(Input records Opens)

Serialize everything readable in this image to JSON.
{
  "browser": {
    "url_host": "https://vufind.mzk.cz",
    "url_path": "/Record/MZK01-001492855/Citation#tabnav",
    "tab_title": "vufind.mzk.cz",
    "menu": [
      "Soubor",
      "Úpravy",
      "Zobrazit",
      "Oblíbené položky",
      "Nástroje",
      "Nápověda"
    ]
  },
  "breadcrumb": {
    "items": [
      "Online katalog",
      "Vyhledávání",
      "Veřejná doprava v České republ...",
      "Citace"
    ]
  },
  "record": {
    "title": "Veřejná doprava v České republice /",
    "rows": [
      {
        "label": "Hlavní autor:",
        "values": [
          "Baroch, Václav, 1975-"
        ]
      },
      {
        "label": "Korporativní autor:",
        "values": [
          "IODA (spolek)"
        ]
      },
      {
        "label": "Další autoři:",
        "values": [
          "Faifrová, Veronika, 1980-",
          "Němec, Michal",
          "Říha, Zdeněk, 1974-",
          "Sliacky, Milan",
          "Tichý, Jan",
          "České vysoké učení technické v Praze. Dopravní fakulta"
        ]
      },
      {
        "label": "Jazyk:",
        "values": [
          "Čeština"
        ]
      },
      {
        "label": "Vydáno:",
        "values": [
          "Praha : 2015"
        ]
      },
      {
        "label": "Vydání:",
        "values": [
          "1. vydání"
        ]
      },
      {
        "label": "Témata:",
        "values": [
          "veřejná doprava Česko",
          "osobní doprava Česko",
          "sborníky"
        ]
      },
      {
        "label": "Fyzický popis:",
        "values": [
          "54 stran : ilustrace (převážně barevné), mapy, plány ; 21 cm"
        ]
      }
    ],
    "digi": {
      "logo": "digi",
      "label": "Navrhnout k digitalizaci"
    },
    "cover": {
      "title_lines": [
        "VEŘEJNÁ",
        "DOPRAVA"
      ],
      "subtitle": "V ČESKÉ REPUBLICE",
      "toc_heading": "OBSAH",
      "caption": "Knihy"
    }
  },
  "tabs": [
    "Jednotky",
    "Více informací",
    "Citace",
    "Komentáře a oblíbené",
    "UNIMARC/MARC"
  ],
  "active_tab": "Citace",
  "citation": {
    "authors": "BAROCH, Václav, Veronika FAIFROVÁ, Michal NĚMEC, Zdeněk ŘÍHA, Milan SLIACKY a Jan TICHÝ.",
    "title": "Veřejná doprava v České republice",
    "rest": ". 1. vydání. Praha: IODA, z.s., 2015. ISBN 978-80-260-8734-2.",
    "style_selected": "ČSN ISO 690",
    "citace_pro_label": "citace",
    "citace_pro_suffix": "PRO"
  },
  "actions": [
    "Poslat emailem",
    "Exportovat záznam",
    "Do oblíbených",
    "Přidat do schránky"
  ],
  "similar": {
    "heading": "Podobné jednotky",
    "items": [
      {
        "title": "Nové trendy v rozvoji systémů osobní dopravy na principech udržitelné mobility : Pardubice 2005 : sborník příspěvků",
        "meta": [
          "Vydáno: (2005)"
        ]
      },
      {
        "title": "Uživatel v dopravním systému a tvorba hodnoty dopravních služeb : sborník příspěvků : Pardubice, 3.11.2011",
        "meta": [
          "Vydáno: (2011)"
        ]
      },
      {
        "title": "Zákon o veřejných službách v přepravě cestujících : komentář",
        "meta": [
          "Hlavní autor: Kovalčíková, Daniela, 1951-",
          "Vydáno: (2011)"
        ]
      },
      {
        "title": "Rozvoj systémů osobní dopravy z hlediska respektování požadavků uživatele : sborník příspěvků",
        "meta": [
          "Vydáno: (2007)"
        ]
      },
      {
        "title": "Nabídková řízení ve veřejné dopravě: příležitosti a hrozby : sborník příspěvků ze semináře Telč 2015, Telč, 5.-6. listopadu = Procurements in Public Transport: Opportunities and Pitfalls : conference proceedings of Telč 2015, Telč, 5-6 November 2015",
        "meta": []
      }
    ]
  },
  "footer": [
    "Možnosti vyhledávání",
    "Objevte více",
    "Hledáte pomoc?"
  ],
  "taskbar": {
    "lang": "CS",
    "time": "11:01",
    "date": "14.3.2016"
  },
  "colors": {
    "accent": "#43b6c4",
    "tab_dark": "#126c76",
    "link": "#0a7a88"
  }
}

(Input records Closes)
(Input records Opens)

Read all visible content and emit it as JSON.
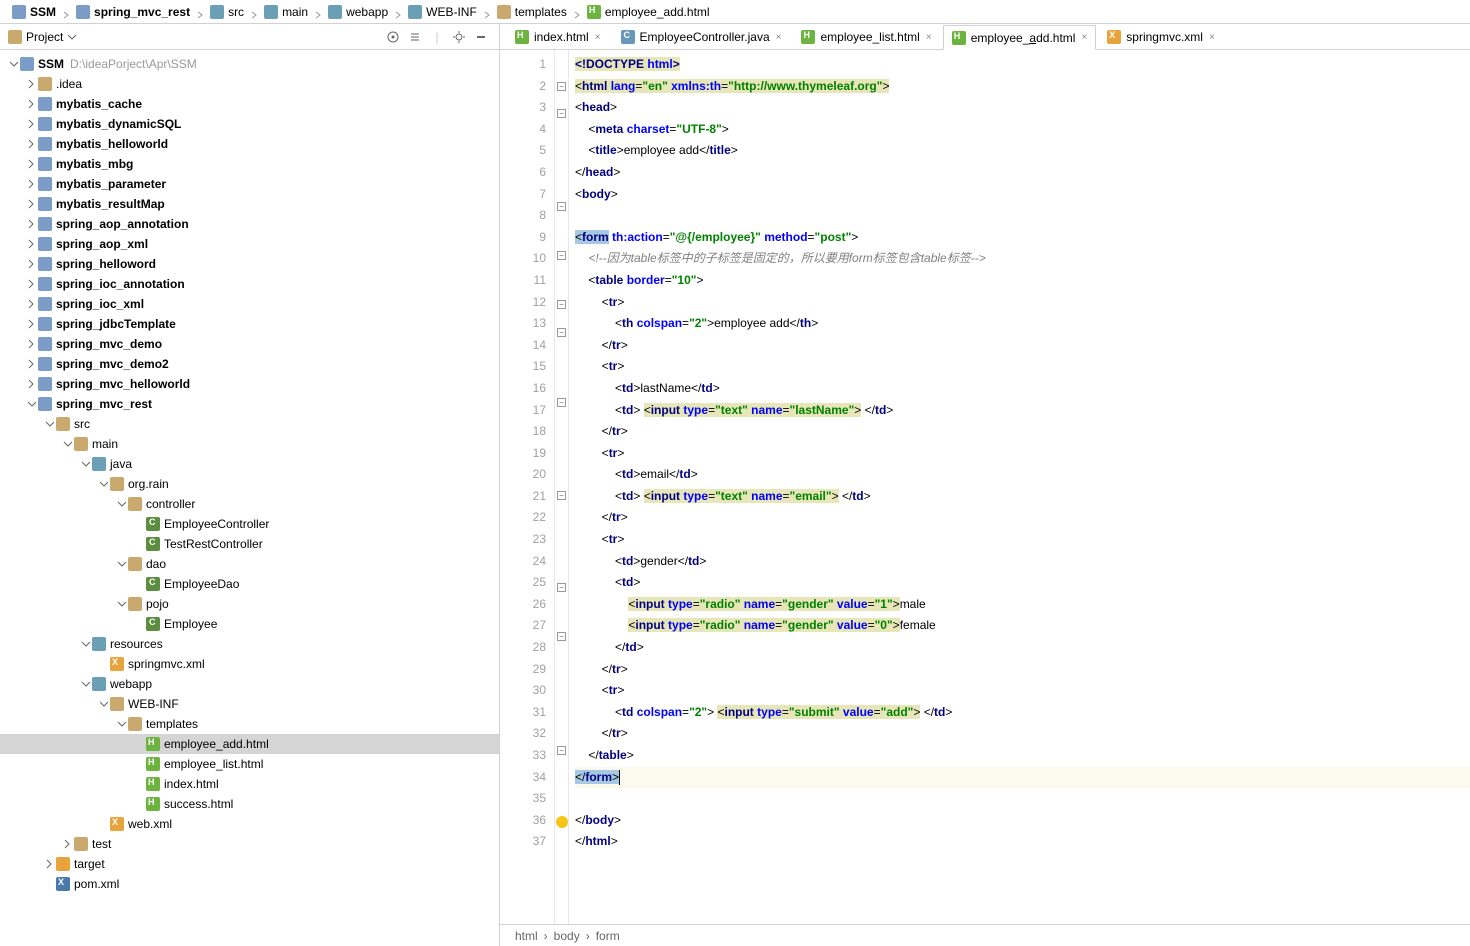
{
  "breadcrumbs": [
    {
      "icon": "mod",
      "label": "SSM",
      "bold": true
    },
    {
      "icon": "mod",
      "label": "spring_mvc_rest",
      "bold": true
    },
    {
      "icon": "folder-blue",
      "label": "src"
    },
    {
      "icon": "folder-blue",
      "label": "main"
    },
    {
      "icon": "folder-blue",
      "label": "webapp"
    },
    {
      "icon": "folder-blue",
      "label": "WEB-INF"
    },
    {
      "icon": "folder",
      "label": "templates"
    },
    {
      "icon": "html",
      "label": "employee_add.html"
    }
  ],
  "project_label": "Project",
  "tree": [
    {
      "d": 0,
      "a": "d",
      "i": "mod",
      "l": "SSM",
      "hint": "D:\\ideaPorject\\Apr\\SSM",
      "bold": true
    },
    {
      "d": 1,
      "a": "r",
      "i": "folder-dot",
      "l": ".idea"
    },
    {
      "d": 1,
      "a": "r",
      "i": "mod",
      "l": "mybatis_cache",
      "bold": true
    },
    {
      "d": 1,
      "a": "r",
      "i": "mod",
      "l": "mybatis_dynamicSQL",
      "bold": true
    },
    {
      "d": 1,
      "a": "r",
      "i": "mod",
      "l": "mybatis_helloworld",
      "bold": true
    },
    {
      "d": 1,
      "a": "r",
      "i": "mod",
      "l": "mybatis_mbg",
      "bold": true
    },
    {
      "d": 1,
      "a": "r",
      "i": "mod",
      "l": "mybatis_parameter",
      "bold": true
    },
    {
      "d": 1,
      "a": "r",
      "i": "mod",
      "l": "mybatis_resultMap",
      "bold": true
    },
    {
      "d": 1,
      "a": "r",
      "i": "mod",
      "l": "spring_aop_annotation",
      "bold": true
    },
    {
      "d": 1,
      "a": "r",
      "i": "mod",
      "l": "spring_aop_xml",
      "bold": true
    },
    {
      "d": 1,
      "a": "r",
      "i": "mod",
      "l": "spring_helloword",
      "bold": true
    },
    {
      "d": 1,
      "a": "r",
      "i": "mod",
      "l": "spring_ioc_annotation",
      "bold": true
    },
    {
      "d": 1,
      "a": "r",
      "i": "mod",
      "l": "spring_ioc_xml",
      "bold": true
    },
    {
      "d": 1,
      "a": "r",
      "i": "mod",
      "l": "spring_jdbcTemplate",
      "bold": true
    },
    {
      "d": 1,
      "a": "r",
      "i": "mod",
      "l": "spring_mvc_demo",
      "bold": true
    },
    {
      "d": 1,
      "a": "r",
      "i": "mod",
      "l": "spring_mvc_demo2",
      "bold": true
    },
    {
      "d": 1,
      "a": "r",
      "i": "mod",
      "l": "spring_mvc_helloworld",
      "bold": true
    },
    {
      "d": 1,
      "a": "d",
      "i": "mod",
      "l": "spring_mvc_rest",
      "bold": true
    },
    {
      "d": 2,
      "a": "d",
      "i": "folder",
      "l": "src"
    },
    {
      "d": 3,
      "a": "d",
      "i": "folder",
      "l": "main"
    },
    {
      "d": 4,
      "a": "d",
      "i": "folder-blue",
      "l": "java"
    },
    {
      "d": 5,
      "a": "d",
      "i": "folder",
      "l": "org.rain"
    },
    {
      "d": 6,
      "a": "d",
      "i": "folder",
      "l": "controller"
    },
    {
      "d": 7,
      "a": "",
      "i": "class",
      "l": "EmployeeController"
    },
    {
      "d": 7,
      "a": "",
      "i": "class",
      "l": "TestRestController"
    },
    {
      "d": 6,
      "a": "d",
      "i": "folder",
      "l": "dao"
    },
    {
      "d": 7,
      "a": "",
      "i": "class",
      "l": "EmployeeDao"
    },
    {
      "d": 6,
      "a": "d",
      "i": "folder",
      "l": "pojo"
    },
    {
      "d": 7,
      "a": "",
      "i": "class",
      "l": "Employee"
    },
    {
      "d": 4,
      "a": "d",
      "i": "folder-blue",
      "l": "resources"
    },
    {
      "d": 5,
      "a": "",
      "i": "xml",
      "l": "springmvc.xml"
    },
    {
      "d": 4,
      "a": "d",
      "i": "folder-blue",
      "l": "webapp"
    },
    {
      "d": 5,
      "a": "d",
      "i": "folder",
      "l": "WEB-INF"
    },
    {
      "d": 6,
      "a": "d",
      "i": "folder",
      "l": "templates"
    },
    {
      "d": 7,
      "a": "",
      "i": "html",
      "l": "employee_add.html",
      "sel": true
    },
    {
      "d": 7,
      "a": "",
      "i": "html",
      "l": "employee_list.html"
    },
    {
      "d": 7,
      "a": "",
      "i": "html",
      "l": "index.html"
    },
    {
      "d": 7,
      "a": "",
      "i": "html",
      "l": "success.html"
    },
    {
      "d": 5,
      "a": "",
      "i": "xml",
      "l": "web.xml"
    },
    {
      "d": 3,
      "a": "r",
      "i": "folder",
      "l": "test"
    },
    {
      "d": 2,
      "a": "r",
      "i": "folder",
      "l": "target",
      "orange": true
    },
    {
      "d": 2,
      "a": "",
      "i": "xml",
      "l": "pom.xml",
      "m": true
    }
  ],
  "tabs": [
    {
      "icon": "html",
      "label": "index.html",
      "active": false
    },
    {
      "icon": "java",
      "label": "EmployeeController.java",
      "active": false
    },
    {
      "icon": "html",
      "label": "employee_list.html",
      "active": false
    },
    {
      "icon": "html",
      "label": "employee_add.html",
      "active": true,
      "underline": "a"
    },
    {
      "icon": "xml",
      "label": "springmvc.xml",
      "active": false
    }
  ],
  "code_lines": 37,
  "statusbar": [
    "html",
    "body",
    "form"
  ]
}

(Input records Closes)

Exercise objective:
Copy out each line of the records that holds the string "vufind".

Final answer:
    "url_host": "https://vufind.mzk.cz",
    "tab_title": "vufind.mzk.cz",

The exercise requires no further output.